Saturday, 19 July 2014

War on Kitchen

It took me three hours to clean the kitchen today, and that's with only two "special projects." The special projects were cleaning the spice shelf and cleaning one of the cupboards. I found a bunch of lost recipes from home in the cupboard. My mop broke again.

The long-term plan is that one day, the kitchen will be entirely clean, cupboards and all, with no junk anywhere.

As you can see, I am still preoccupied by housework.

Friday, 18 July 2014

War on Dust Mites

I have a new cleaning schedule. It makes so much sense, I don't know why I didn't think of this five years ago. In short, I tidy, dust, sweep or hoover and scrub (if applicable) one room of the flat a day, except Sundays. We have eight rooms (arguably nine, but currently we use the smallest as a closet), so two get done on either Saturday or Monday.

My sudden enthusiasm for cleaning is down to Home Comforts: The Art and Science of Keeping House.
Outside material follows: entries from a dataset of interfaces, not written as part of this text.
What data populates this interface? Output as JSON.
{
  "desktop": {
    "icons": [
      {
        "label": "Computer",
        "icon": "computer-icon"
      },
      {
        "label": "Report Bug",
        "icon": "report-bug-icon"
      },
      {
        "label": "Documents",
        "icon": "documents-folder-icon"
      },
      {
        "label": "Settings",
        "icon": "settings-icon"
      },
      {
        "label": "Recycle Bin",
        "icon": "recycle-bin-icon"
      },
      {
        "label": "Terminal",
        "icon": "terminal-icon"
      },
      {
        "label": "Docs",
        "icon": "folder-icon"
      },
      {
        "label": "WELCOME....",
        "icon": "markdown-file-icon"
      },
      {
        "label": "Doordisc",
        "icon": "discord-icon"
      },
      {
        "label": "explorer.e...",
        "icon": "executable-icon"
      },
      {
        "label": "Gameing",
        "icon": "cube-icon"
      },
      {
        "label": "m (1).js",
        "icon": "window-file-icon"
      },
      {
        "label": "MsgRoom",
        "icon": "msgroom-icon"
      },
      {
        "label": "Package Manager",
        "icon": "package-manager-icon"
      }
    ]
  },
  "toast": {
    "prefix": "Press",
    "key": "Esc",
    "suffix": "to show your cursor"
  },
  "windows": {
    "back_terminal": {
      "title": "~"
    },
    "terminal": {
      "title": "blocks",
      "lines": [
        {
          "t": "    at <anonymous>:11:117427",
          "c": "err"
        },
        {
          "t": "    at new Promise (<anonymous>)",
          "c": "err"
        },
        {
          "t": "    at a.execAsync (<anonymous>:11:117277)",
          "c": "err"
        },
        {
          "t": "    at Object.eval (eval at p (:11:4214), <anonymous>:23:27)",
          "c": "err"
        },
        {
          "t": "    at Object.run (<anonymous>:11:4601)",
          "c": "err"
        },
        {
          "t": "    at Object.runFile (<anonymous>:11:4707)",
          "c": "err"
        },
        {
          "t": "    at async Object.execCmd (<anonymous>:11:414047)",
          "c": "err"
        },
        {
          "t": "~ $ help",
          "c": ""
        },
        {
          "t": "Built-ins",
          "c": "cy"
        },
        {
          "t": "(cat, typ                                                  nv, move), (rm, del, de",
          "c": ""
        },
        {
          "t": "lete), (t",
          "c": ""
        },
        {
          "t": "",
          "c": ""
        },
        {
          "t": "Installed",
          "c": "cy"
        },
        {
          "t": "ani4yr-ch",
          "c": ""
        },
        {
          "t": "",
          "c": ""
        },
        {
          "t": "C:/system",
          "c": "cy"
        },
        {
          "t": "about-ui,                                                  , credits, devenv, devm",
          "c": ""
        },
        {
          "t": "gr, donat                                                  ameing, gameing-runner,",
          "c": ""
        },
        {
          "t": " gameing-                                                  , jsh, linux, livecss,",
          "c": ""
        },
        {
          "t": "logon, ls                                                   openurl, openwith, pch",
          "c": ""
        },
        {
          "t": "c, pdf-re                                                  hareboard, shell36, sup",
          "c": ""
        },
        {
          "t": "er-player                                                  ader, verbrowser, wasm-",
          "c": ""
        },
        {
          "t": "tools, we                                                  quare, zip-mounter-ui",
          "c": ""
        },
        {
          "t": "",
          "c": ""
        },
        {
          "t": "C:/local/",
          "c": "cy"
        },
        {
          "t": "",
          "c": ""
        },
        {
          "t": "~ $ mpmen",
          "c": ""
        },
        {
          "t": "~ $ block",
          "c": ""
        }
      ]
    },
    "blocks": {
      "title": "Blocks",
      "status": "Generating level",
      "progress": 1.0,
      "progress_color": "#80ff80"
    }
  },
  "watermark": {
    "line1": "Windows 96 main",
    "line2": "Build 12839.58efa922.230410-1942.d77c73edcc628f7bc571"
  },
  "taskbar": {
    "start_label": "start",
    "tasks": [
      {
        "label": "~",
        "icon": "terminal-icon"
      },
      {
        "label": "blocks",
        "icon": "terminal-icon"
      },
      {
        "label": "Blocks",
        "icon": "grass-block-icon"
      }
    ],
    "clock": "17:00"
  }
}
I opened the neglected volume for stain removal advice, and got sucked into the section on dusting. What I read about dust mites frightened me so much, I seized the hoover at once and hoovered the dickens out of the bedroom carpet even though it was Sunday.

We have sand-coloured wall to wall carpeting throughout the flat, which I hate on principle, but it was here before us, and here it will be when we go. Having been roused to unprecedented levels of cleaning activity, I shall sail out this weekend to buy a carpet cleaner.

Now the flat is entirely tidy and dusted, though the recycling has silted up in the kitchen again. Saturday mornings are dedicated to cleaning the kitchen. Incidentally, I have taken to hand cream. Last night I went to bed wearing cheap wool gloves, hands covered in shea butter. My fingernails are a wreck. I am a homemaking martyr.

The psychological boost I get after finishing a room, especially if I get it done by noon, is really amazing. I am hoping it is addictive. So is B.A. Usually he cleans the bathroom out of sheer desperation, poor man, and in five years he complained only once.